When coding shows up in the curriculum of a liberal arts program, its primary purpose is usually pretty obvious: help students get hired. These efforts are often described as attempts to “help non-computer science students build the tech skills required for today’s jobs” so that they are ultimately “more employable.”
The New School, in New York City, is taking a different approach. Its new minor program, called “Code as a Liberal Art,” treats computer science as a tool not just for career preparation, but for creative expression, cultural criticism and “civic awareness for understanding an increasingly computational society,” says Todd Anderson, assistant professor of code and liberal arts at the institution.
In other words, coding isn’t just tacked on. Instead, coding is integrated to explore where it fits in “the broader idea of the liberal arts in the traditional Greek sense,” Anderson explains. “What are the intellectual areas befitting a citizen to know in a modern society?”
To answer that question, faculty at The New School have developed a suite of interdisciplinary classes such as “Anthropology of Networks,” “Generative Media and Artificial Intelligence,” and “An Interactive History of Computers Doing Bad Things,” which covers viruses, botnets and ransomware.
While some courses in the minor incorporate instruction in specific programming languages, others focus more on the history of technology and explore computer-enabled creative processes. Professors may draw on textbooks like “Exploratory Programming for the Arts and Humanities” and also on eclectic “texts” from a variety of media, such as the art websites of Rafaël Rozendaal, the interactive explanatory projects of Nicky Case and the visual essays published by The Pudding.
The classes encourage students to push the boundaries of what it means to complete an assignment and conduct research—which sometimes challenges faculty to “evaluate code-based projects even if they’re not the kind of projects they would complete themselves,” Anderson says.

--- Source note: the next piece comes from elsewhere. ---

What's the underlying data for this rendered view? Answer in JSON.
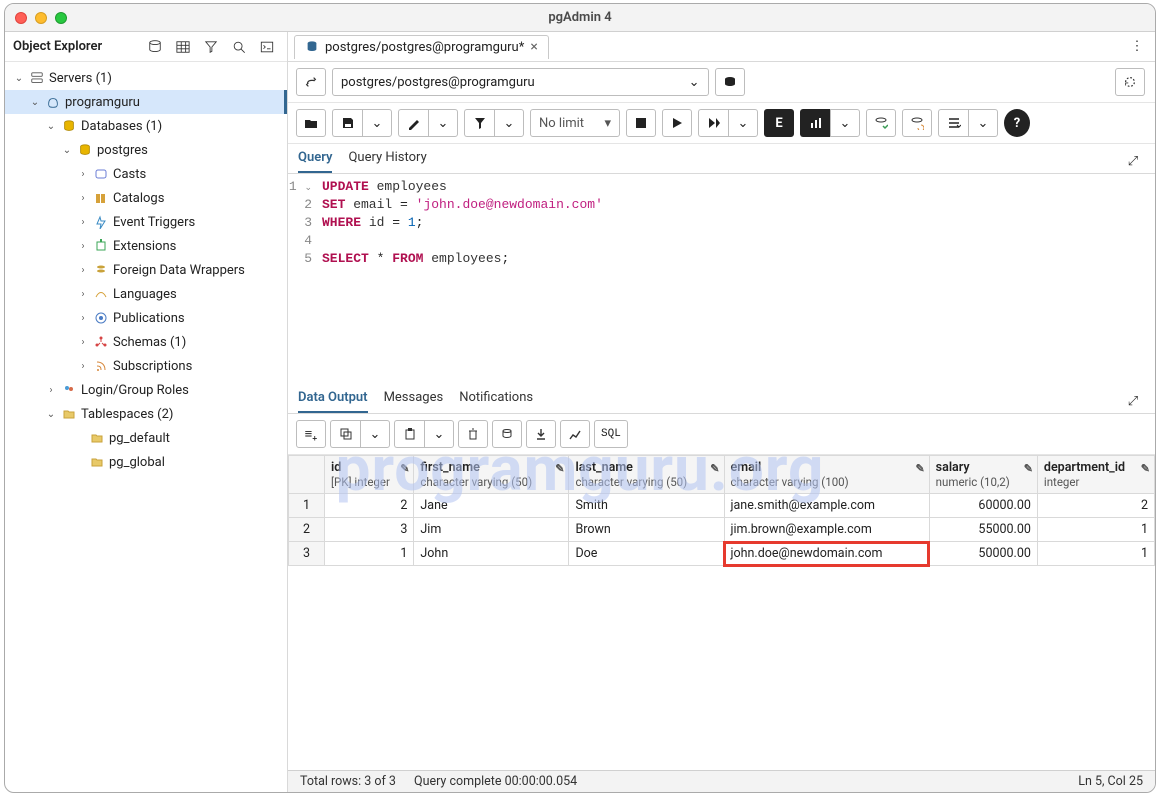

For example, one course inspired a student to reimagine her poetry thesis as an interactive website. A different course spurred another student to create a digital, choose-your-own-adventure narrative in which certain “wrong” choices trigger a process that crashes the virtual computer that hosts the game.
“It’s a cool artistic approach” to answering the question of “what are the consequences in a fiction?” Anderson says.

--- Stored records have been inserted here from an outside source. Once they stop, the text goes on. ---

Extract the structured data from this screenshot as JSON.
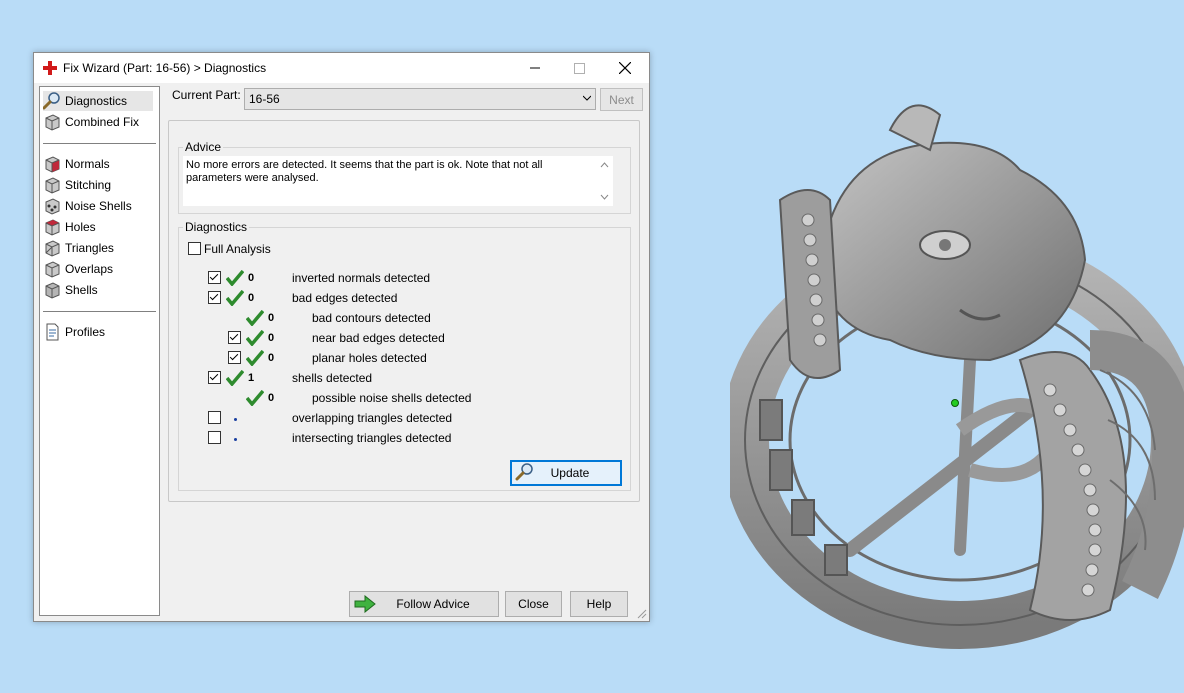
{
  "window": {
    "title": "Fix Wizard (Part: 16-56) > Diagnostics"
  },
  "sidebar": {
    "items": [
      {
        "label": "Diagnostics",
        "icon": "magnifier-icon"
      },
      {
        "label": "Combined Fix",
        "icon": "cube-icon"
      },
      {
        "label": "Normals",
        "icon": "cube-red-face-icon"
      },
      {
        "label": "Stitching",
        "icon": "cube-icon"
      },
      {
        "label": "Noise Shells",
        "icon": "cube-dots-icon"
      },
      {
        "label": "Holes",
        "icon": "cube-red-face-icon"
      },
      {
        "label": "Triangles",
        "icon": "cube-icon"
      },
      {
        "label": "Overlaps",
        "icon": "cube-icon"
      },
      {
        "label": "Shells",
        "icon": "cube-icon"
      },
      {
        "label": "Profiles",
        "icon": "document-icon"
      }
    ]
  },
  "header": {
    "current_part_label": "Current Part:",
    "current_part_value": "16-56",
    "next_label": "Next"
  },
  "advice": {
    "title": "Advice",
    "text": "No more errors are detected. It seems that the part is ok. Note that not all parameters were analysed."
  },
  "diagnostics": {
    "title": "Diagnostics",
    "full_analysis_label": "Full Analysis",
    "rows": [
      {
        "checkbox": true,
        "checked": true,
        "status": "ok",
        "count": "0",
        "label": "inverted normals detected",
        "indent": 0
      },
      {
        "checkbox": true,
        "checked": true,
        "status": "ok",
        "count": "0",
        "label": "bad edges detected",
        "indent": 0
      },
      {
        "checkbox": false,
        "checked": false,
        "status": "ok",
        "count": "0",
        "label": "bad contours detected",
        "indent": 1
      },
      {
        "checkbox": true,
        "checked": true,
        "status": "ok",
        "count": "0",
        "label": "near bad edges detected",
        "indent": 1
      },
      {
        "checkbox": true,
        "checked": true,
        "status": "ok",
        "count": "0",
        "label": "planar holes detected",
        "indent": 1
      },
      {
        "checkbox": true,
        "checked": true,
        "status": "ok",
        "count": "1",
        "label": "shells detected",
        "indent": 0
      },
      {
        "checkbox": false,
        "checked": false,
        "status": "ok",
        "count": "0",
        "label": "possible noise shells detected",
        "indent": 1
      },
      {
        "checkbox": true,
        "checked": false,
        "status": "pending",
        "count": "",
        "label": "overlapping triangles detected",
        "indent": 0
      },
      {
        "checkbox": true,
        "checked": false,
        "status": "pending",
        "count": "",
        "label": "intersecting triangles detected",
        "indent": 0
      }
    ],
    "update_label": "Update"
  },
  "footer": {
    "follow_advice_label": "Follow Advice",
    "close_label": "Close",
    "help_label": "Help"
  },
  "colors": {
    "desktop": "#b9dcf7",
    "check_green": "#2e8b2e",
    "model_grey": "#8f8f8f"
  }
}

As enrollments in majors such as English, history and philosophy decline, some colleges feel pressure to prove their programs have utilitarian value, and introducing coding classes can serve as a signal of relevance to modern life. Indeed, The New School’s new minor also tackles matters that some may consider more practical than poetic.
Yet the program encourages liberal arts disciplines to do so on their own terms.
The courses present “coding as another narrative form in which to understand the world,” says Alyssa Lo, a sophomore who’s planning to complete the minor. “It’s breaking down the idea that code and coding is something that is inherently free and divorced from human biases, looking at different histories of how a lot of these systems came about.”
By subjecting coding to historical and philosophical scrutiny, professors at The New School aim to empower students to use the arts, humanities and social sciences to influence how technology is designed and applied in daily life.
“There’s this pervasive kind of feeling and assumption in society that if you’re not a computer programmer that’s making this kind of software, you’re not qualified to have an opinion of how the system is implemented,” Anderson says. “We want to break through that.”
It’s an approach that suggests the fields of literature, history and philosophy have as much to teach programming as they do to learn from it. That kind of thinking is finding its way back into more traditional coding courses elsewhere, like at Harvard, where computer science and philosophy professors teamed up to embed ethics into the coding curriculum and published open-source course modules to encourage the practice.
No matter where students learn to apply aesthetics and morality to coding, Anderson hopes they will “go into society, be aware, be conversant in how these systems work and be able to impact how computation exists in society going forward.”